In a retrospective case comparison study, Pohl et al. (2002) compared short, one to four days, of casting to a longer duration, five to seven days, for both upper and lower extremity joints.  Although improvements in range of motion were seen in each group immediately following the intervention and at a one month follow-up, there was no significant difference found between groups.  However, the discontinuation rate in the longer duration group due to complications was significantly higher than for the short casting interval group. From these studies, casting seems to be beneficial.

Table: Summary of the Effect of Serial Casting Techniques in Managing Spasticity









Moseley et al. (2008)


Passive Stretching (control) vs serial casting (experimental)

Reduced contracture (+ post-intervention)

Reduced contracture (- follow-up)

Verplancke et al.(2005)

28 Standard physical therapy (control) vs lower leg casting + saline injections (experimental 1) vs lower leg casting + Botox injections (experimental 2)

Glasgow Outcome Scale (+ intervention groups)

Modified Ashworth Scale (+ intervention groups, - control group)

Singer et al. (2003) 16 Below knee plaster casts

Ankle Passive Range of Motion (+)

Transfer Assistance (+)

Singer et al. (2003) 9 Serial casting

Maximal Ankle Passive Range of Motion (+ post intervention and at 6 months)

Passive Resistance Torque Angle (+)

Pohl et al. (2002)


Conventional (5-7days) versus shorter (1-4 days) serial casting change intervals

Range of Motion (+ within groups; - between groups)

Moseley (1997)


No casting or stretching (control) versus casting combined with stretching (experimental)

Passive Ankle Dorsiflexion (+ short term)

Hill (1994)


Traditional therapy (control) versus serial casting combined (experimental)

Passive ROM (+)

Point of stretch reflex angle elicitation (+)

Performance on functional tasks (-)

(+) Indicates statistically significant differences between intervention groups
(-)  Indicates non-statistically significant differences between intervention groups


Based on a small RCT, there is Level 1b evidence that serial casting does induce increases in range of motion; however, these effects began to diminish one day post intervention.

There is Level 2 evidence that serial casting does reduce ankle plantar flexion contractures due to spasticity of cerebral origin.

There is Level 3 evidence that short duration (one to four days) serial casting has a significantly lower complication rate than longer duration (five to seven days) serial casting; however, there was no difference in range of motion outcome.

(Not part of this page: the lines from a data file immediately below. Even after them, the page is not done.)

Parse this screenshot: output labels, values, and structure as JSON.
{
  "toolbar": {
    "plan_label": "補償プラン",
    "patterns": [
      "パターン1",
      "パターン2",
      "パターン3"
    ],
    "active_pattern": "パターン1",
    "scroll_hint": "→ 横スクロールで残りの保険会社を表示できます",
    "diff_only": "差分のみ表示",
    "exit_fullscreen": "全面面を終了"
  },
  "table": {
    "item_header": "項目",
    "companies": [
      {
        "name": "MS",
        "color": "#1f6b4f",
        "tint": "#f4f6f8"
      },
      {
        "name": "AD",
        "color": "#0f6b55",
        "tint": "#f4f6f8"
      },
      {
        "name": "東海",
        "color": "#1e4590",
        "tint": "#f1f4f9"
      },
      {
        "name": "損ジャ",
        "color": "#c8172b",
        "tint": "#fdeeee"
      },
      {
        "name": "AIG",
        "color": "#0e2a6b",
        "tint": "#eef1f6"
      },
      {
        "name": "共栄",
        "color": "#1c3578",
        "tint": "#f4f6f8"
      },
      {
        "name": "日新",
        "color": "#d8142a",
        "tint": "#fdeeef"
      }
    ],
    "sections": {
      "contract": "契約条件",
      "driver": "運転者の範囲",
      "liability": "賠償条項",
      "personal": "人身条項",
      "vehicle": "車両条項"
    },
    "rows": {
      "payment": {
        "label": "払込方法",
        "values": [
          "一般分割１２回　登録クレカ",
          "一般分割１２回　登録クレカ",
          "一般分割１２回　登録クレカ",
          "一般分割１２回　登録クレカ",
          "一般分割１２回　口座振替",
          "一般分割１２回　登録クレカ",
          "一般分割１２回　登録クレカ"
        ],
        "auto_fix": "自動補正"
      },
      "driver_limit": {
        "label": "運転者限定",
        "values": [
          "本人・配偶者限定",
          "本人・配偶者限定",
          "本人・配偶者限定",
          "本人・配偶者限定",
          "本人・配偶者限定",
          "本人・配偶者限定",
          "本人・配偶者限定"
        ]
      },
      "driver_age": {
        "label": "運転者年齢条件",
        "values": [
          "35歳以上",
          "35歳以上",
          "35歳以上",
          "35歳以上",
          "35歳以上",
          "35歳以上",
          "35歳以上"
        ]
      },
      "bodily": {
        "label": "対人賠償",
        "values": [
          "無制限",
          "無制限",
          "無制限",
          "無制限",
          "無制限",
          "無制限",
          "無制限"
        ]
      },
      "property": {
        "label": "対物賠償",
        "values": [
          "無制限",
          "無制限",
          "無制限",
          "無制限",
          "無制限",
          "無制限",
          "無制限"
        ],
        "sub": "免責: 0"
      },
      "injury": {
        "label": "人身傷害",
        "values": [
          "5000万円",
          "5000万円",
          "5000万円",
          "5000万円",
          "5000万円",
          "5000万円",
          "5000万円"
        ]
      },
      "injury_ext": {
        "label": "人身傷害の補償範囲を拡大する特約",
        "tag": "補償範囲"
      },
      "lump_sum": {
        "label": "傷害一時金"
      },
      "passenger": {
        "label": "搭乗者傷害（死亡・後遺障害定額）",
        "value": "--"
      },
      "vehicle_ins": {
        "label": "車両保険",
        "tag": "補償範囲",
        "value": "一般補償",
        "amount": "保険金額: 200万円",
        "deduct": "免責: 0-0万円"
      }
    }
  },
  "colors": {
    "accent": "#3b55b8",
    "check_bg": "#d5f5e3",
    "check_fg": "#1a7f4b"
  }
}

There is Level 2 evidence that casting alone is as effective as the combination of casting and Botulinum toxin injections for treating plantar flexion contractures due to spasticity of cerebral origin.


Serial casting reduces ankle plantar flexion contractures.

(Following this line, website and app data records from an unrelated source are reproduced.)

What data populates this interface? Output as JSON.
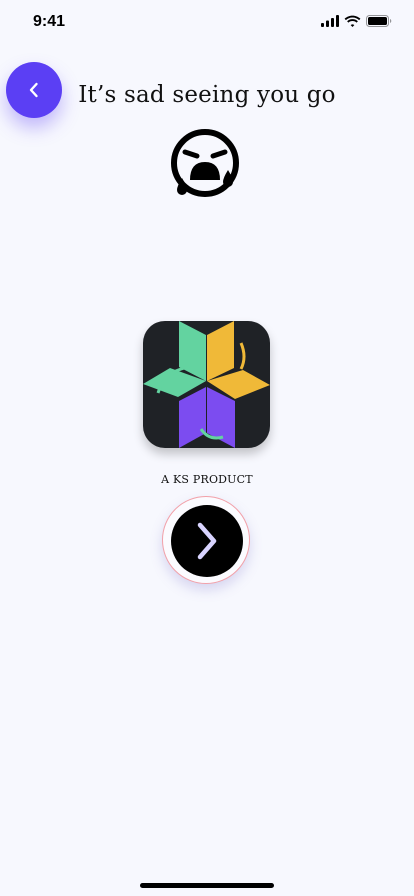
{
  "status_bar": {
    "time": "9:41"
  },
  "header": {
    "title": "It’s sad seeing you go"
  },
  "brand": {
    "tagline": "A KS PRODUCT"
  },
  "icons": {
    "back": "chevron-left-icon",
    "face": "crying-face-icon",
    "next": "chevron-right-icon",
    "signal": "signal-icon",
    "wifi": "wifi-icon",
    "battery": "battery-icon"
  },
  "colors": {
    "background": "#f7f8fe",
    "back_button": "#5b3ff4",
    "logo_green": "#63d3a0",
    "logo_yellow": "#f0b938",
    "logo_purple": "#7c4cf0",
    "next_button": "#000000",
    "next_chevron": "#d9d4ff"
  }
}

Serial casting appears to reduce elbow contractures; however, this effect was not sustained.


Adjustable Orthosis

Similar to casting, an adjustable pre-fabricated orthosis would potentially provide prolonged stretching of an ankle plantar flexion contracture.  Advantages of the orthosis include the ease of adjustability and the ability to remove it for short periods of time on a daily basis. A pre-post study by Grissom and Blanton (2001) examined six participants with mixed etiologies who received a 2% lidocaine block of the posterior tibial nerve and then wore an adjustable ankle-foot orthosis on the affected ankle for 23 hours per day for two weeks for plantarflexion contractures. Adjustments were attempted every two to three days to increase dorsiflexion passive range of motion. There was a significant mean gain in ankle dorsiflexion of 20.1° (p=0.0078). Of concern, there was a relatively high complication rate of skin breakdown and pain that occurred with splinting (44%). Further, the only individual with a TBI dropped out as the orthosis was thought to agitate the individual (Grissom & Blanton 2001). More research is needed with an ABI population before conclusions on adjustable orthoses can be made. 

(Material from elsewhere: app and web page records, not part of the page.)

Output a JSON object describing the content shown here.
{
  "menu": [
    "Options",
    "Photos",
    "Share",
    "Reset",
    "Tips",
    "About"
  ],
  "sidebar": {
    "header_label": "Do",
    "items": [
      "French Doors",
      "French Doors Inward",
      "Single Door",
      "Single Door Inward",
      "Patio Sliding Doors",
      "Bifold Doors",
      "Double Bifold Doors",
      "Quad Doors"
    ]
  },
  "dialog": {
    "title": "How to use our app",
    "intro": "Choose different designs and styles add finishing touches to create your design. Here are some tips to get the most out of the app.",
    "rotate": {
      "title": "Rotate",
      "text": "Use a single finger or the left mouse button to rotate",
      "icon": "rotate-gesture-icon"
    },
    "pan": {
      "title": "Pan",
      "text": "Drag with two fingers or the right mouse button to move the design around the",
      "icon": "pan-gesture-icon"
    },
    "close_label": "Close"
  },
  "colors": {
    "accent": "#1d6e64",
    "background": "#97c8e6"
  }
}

A pre-fabricated adjustable ankle foot orthosis reduces ankle plantar flexion contractures; however, the individual should be monitored for skin breakdown and pain.